The U.S. House of Representatives brought the six-month FAA extension bill back to the floor for a vote today, and this time the measure passed by a vote of 264-155. A previous attempt to pass the bill under fast-track suspension rules failed earlier this week amid Democratic protests over a range of issues, including health care, DREAMers, flood insurance and disaster relief.
House leaders added tax relief for hurricane victims to the bill, providing incentive to win over key Democrats. The House yesterday began debate on the bill, which would extend the FAA's authorization through March 31, 2018. House Transportation and Infrastructure (T&I) Committee chairman Bill Shuster (R-Pennsylvania) urged passage, saying, “The FAA extension we are considering this week is not a pawn in a Washington game of political brinksmanship."
Shuster warned of consequences should the FAA’s authority lapse at the end of the month, including the stoppage of the collection of aviation taxes, lapse of airport grants and FAA restoration of facilities damaged in the hurricane. “It is time for Congress to ensure the FAA’s authority, funding and disaster recovery efforts continue uninterrupted to help those impacted by the hurricanes and so desperately in need.”
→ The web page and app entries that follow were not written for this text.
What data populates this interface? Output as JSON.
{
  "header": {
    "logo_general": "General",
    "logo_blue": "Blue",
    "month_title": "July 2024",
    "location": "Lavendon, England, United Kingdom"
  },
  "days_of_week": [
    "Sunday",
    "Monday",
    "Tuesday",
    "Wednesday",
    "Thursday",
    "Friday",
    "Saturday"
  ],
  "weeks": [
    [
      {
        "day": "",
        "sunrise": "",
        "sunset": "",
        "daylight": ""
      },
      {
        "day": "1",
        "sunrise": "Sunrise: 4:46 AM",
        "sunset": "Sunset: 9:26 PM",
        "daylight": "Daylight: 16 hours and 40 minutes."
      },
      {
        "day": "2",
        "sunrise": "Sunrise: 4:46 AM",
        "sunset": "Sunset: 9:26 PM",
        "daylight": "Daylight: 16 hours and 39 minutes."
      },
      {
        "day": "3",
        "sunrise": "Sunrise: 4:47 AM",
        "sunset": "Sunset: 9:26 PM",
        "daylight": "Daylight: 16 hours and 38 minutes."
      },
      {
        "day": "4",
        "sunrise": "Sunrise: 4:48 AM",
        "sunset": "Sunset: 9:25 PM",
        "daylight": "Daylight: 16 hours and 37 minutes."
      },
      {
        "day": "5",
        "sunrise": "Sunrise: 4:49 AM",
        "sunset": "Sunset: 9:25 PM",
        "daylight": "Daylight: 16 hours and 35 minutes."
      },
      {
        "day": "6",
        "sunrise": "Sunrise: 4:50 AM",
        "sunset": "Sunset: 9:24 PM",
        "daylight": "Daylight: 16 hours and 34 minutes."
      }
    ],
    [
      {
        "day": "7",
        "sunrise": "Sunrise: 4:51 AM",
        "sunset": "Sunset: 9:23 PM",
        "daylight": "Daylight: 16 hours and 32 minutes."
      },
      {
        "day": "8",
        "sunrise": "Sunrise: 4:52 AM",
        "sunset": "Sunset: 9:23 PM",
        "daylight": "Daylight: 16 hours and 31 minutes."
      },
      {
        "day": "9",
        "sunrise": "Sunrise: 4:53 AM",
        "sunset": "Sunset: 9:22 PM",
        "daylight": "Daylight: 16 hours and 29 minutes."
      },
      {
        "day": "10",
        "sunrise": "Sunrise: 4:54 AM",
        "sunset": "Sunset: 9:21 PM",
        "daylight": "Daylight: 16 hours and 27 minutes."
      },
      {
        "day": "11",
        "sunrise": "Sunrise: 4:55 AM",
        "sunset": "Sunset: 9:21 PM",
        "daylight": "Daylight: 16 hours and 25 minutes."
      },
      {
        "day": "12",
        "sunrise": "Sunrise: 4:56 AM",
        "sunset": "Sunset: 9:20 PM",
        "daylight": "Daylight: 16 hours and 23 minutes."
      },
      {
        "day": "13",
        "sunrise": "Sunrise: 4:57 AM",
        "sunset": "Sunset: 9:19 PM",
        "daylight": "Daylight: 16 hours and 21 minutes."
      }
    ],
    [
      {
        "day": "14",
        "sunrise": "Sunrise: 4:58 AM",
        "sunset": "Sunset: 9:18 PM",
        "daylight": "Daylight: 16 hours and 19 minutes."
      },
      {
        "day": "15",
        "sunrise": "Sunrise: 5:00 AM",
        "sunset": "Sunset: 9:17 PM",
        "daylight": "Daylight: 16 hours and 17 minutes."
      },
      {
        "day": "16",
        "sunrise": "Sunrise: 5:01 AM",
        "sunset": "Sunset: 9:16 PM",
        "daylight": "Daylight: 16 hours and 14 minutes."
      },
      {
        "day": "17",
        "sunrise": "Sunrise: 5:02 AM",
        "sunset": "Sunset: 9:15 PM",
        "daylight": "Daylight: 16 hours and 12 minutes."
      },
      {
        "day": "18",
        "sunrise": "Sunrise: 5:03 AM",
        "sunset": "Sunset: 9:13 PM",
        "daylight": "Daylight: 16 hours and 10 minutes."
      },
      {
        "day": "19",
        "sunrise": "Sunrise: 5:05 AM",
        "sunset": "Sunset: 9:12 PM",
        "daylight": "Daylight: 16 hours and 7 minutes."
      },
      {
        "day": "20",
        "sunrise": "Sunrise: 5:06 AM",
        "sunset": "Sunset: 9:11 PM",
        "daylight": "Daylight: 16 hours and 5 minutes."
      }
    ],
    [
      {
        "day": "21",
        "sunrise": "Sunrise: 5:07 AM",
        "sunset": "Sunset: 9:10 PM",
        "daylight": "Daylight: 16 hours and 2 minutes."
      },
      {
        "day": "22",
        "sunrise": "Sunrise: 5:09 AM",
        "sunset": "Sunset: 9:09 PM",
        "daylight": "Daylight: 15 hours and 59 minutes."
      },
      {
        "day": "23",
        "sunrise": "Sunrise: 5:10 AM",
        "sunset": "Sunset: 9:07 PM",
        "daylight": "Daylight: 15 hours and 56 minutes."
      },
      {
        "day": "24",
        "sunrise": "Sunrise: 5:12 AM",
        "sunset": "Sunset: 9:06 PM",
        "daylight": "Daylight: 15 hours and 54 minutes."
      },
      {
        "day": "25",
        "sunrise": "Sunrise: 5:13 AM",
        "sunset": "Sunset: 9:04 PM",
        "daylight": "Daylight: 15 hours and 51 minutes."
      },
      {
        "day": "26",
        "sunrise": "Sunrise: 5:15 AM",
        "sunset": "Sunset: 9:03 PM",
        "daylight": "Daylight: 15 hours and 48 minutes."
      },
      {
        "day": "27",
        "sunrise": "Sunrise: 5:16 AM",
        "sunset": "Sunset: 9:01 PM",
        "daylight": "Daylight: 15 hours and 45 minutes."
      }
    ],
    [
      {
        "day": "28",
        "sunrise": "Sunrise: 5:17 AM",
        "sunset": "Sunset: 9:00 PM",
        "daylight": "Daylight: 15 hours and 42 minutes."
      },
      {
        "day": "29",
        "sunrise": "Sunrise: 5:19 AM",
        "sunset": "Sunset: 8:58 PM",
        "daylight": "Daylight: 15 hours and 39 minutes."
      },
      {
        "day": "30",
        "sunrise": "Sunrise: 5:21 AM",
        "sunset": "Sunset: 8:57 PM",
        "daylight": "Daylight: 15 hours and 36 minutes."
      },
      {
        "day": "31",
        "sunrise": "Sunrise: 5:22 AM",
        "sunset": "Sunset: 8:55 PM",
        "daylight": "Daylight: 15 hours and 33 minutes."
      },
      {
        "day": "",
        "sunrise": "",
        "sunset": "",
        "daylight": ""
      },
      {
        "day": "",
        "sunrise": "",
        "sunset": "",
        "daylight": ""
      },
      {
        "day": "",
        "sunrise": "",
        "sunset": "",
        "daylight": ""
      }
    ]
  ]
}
While the House approved the bill, key Democrats expressed concern about the flood insurance provision in the bill. That provision is drawing protests in the Senate, making it likely that the bill will get amended in that chamber and need to return to the House for further consideration.